Louis Sanderson, 20, is the Prospective Labour Party candidate for the 2021 Cornwall Council Elections in Torpoint, South East Cornwall. At the age of 20, he is a healthcare worker and the youngest candidate in Cornwall.

Louis Sanderson for Torpoint, Cornwall (Image: Facebook)

Louis first delved into the world of politics when he joined the Labour Party in 2016 at the age of 14. He said he has always had an avid interest in what was going on in the world, but certain events such as the bombing of countries are what made him take a second look at the changes that needed to happen on a more local scale.

“I’ve always had a bit of an interest in the background of it. I suppose I was probably a nerdy kid growing up, I would always pay attention to the news.

“The first time I got properly energised by it was when I joined the Labour Party, just over five years ago. If I’m quite honest, the thing that got me into it at the start was around the time we were talking about starting to go abroad and start bombing places like Syria and Iraq.

“On one side there was a party, a group of people, that were saying we probably shouldn’t go abroad and bomb places, and that we should maybe start thinking about putting money into our hospitals or making education a bit nicer instead.
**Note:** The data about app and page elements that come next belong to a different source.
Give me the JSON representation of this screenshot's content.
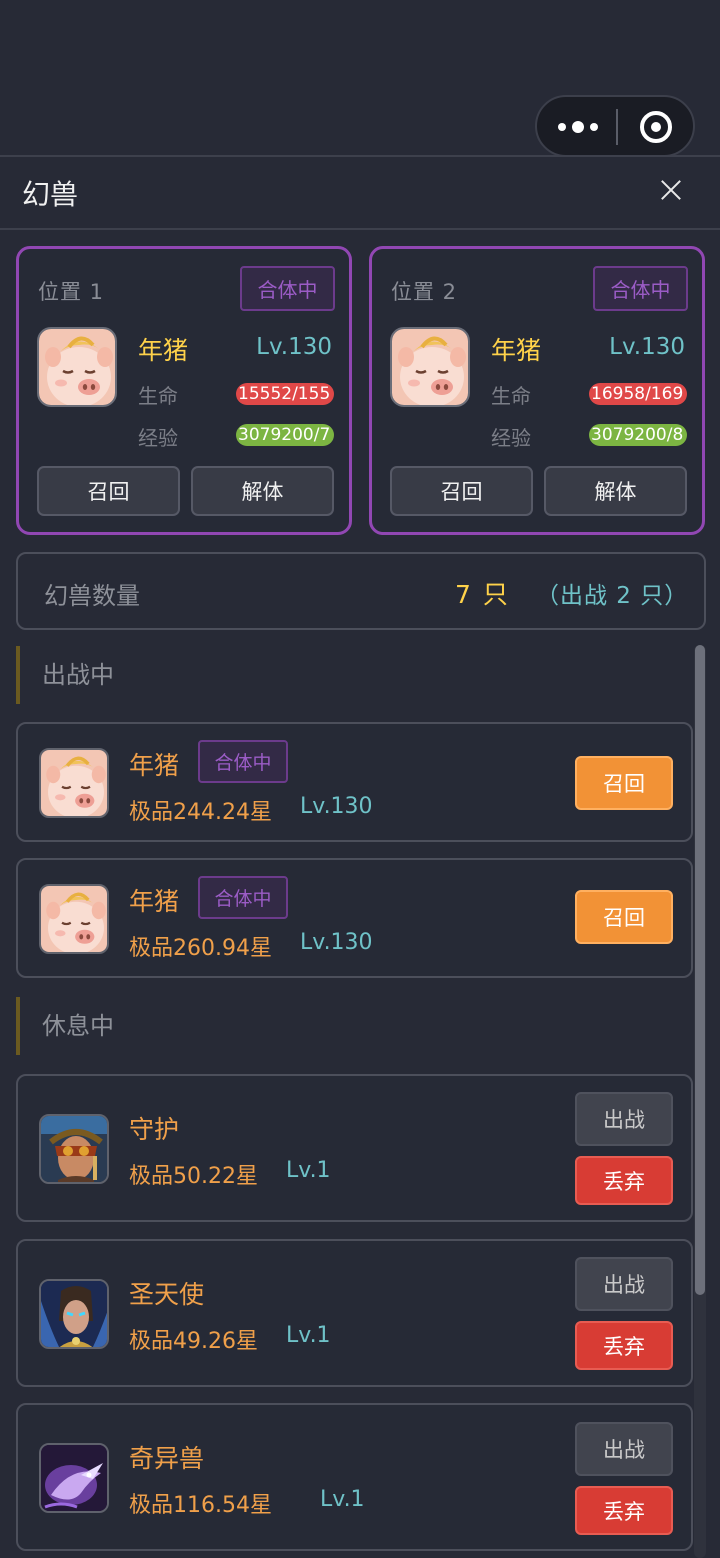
{
  "header": {
    "title": "幻兽"
  },
  "slots": [
    {
      "position": "位置 1",
      "badge": "合体中",
      "name": "年猪",
      "level": "Lv.130",
      "hp_label": "生命",
      "hp": "15552/155",
      "exp_label": "经验",
      "exp": "3079200/7",
      "recall": "召回",
      "unmerge": "解体",
      "avatar_icon": "pig-avatar-icon"
    },
    {
      "position": "位置 2",
      "badge": "合体中",
      "name": "年猪",
      "level": "Lv.130",
      "hp_label": "生命",
      "hp": "16958/169",
      "exp_label": "经验",
      "exp": "3079200/8",
      "recall": "召回",
      "unmerge": "解体",
      "avatar_icon": "pig-avatar-icon"
    }
  ],
  "count": {
    "label": "幻兽数量",
    "value": "7 只",
    "sub": "（出战 2 只）"
  },
  "sections": {
    "active": "出战中",
    "resting": "休息中"
  },
  "active_pets": [
    {
      "name": "年猪",
      "badge": "合体中",
      "quality": "极品244.24星",
      "level": "Lv.130",
      "action": "召回",
      "avatar_icon": "pig-avatar-icon"
    },
    {
      "name": "年猪",
      "badge": "合体中",
      "quality": "极品260.94星",
      "level": "Lv.130",
      "action": "召回",
      "avatar_icon": "pig-avatar-icon"
    }
  ],
  "resting_pets": [
    {
      "name": "守护",
      "quality": "极品50.22星",
      "level": "Lv.1",
      "deploy": "出战",
      "discard": "丢弃",
      "avatar_icon": "guardian-avatar-icon"
    },
    {
      "name": "圣天使",
      "quality": "极品49.26星",
      "level": "Lv.1",
      "deploy": "出战",
      "discard": "丢弃",
      "avatar_icon": "angel-avatar-icon"
    },
    {
      "name": "奇异兽",
      "quality": "极品116.54星",
      "level": "Lv.1",
      "deploy": "出战",
      "discard": "丢弃",
      "avatar_icon": "beast-avatar-icon"
    }
  ],
  "colors": {
    "accent_purple": "#9147b3",
    "gold": "#ffd24a",
    "orange": "#f0a04a",
    "teal": "#6fc2c8",
    "recall_button": "#f29236",
    "discard_button": "#d83c34"
  }
}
That’s when I started thinking we could do things differently.”

Despite seeing a strong presence of Labour support locally in Falmouth, Cornwall is still vastly dominated by the Conservatives. The six constituencies of Cornwall are Conservative owned, so Louis and I discussed whether this made it harder for him to gain support.

“It can be tricky. Torpoint is a very solidly Tory town – we think the Tories have got around 65% of the vote around here.

“It’s quite Navy as well. There’s a stereotype within the Navy that they will never vote Labour. We also have a Tory club downtown, which is seen as a big community institution.

“Where I’m originally from, like Millbrook and Cawsand, there are a lot of people who, I think the way to put it, is down to earth. They’re quite left-leaning and interested in local community-based change. There’s a lot of fertile ground for Labour support there.

“It is tricky, but people are always happy to have a chat on the doorstep. I still get plenty of positive reception.”

However, it may not be the right-wing domination in Cornwall Louis may struggle with, but perhaps ambiguity due to his age. At 20 years old and delving into the world of politics, some may say he does simply not have enough life experience to fill this position. In terms of overcoming this issue, Louis said:

“It was always going to be a thing when I went into it. It’s understandable – I’ve heard mates’ parents say, “You’ve got no experience, why on earth are you going for it?”. But then I go to plenty of other peoples’ houses and they will ask, “What are you about” or “What are you thinking?” and I’ll talk about the changes I want to make. I want to get buses to connect to local towns or make them more affordable or cut down the cost 16–19-year-olds have to pay whilst getting to sixth form, for example.

“When I start talking about those sorts of policies or who I would be working with, people start to think that maybe I’ve got the right idea or that I can actually make a change.

“Once you start having those conversations, you knock down those barriers of age.”

Overcoming the barrier of getting older generations to trust you is one thing, but also engaging other younger people in politics is another issue.

Young people and their relationship to politics (Infographic created by Emily Wheeler)

Amanda Chetwynd-Cowieson, chair of the British Youth Council said now is the time to listen our younger generation, especially at a time where drastic decisions are being made for their future.

“As the government continues to make unprecedented decisions that affect the lives of young people, the government must make attempts to speak directly with young people and address the issues that affect them.”

With that being said, young people who are engaged with politics tend to swing to the side of Labour. So, with this in mind, how is Louis trying to engage more young people with politics?

“Young people are still definitely disconnected with politics. You get your burst of energy when it comes around to the General Elections, but when it’s the local elections, it’s a lot harder.

“To get more young people involved, we’ve got to start with schools – I’ve only had a couple of bits of political education in my school history. There just isn’t that engagement to get people thinking about all sorts of political ideas. Once you get to University it seems a lot different.

“Moving up to out of education and to the parties themselves, we need to get policies focused on young people. We need to get them interested and to start spreading the word. Things such as apprenticeships and tuition fees are what young people are concerned about, or how stable jobs are going to be after the pandemic.

“They need to start talking to young people on their level.”

Speaking to Louis was incredibly heart-warming. It was inspiring to see someone so young wanting and making active change locally, with young people at the core of his values. Being a young person in politics can be incredibly daunting as it is dominated by older generations. By having more younger people like Louis in local councils, we have more chance of seeing effective change that will not only benefit the older generation, but the younger one too.